Friday, August 27, 2010

Preschool Points

On Wednesday I went to the G-Hoikuen which is a preschool. As with most preschools, kindergartens, and elementary schools in Japan, there are not really any teachers who know English well. Thus, you are expected somehow to teach little kids English. I had been looking forward to visiting the kids though because it's something other to do than sit at the BOE. I was totally ready for those preschoolers.

The main teacher came out and greeted me and opened the first gate of containment for the kids. This is the actually the last line of defense from the highway and the kids if they were to escape outside of the building. But from my perspective it was the first barrier to cross. She informed me that she didn't know any English and apologized but usually Japanese people know plenty of Katakana English words. This makes for some very interesting conversations. Example, the principal at the middle school called the the katsuo tataki, fuureshuu fishu steaksu. It's impossible to replicate the tone and volume of that in text but it was funny.

Several of the teachers gathered the kids in the main room and I sat down to teach the little ones some English that they will never remember. I started out with good morning and how are you. It was useful to have some Japanese knowledge so they actually knew what I meant. They were pretty good at pronouncing what I said. They were so cute that it was hard to really teach them anything. I told them I was from America and showed them a map of Illinois. This was great because they found lots of animals on the map so we spent most of the time talking about the names of animals in English. I asked the kids what animals they liked and surprisingly (with a little persuasion from the teachers) the kids answered. I made good use of a girl that said she liked penguins. I had the students get up and walk like penguins around the room. They really loved that as did the teachers. It was fun. After the animals I did some fruits and talked about which ones they liked. I think that lasted around a half hour or more.

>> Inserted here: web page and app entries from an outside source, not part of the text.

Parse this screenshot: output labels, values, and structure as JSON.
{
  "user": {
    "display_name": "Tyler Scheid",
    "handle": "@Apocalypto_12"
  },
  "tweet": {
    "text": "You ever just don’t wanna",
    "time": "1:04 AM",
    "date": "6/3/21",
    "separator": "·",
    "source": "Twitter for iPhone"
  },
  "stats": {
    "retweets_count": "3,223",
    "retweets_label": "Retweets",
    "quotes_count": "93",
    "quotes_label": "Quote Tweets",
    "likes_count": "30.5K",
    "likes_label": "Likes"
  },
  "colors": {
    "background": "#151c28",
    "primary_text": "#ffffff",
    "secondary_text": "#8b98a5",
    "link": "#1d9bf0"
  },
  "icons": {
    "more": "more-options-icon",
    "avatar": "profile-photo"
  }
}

Best part of the day was swim time. After my lesson all the students got naked in the same room to change into their swimming suits. The other ALT had told me about this so I wasn't unprepared but it's still interesting. I wonder at what age they change separately from each other. I suppose kids are so unaware at that age that it probably doesn't matter so much. I felt a little shy around the other female teachers but I was like whatever, I'm going to swim with some awesome little kids.

The little kids loved swimming with me. I lifted some of them into the air and let them ride on my back like a big fish. A few of the girls especially liked this and at one point they were fighting over who got to go next. It was cute. They could not care less who I was or where I was from but that I was having fun with them. That is all that mattered. I love such joyful innocence, laughter, and fun. I hope I can spend some more time with those kids. At one point, one of the teachers asked me my age while I was playing with the kids. I replied and she was like "Ooohhh you are the same age as this other girl here." There is no doubt about the implication of that question. Good thing I didn't really 'meet' the other teachers. One of my favorite things was when they were asking if I was going back home soon in soft quiet hard to decipher voices. I think they wanted me to stay and have lunch with them but I was only scheduled to be there till 11am. They were all so cute and nice. When I left they all came to the door to see me off. Their faces could melt the coldest soul.

Kids are what make this job fun. You can't ever forget that unless you have repressed city kids who are terrors.

No comments:

Post a Comment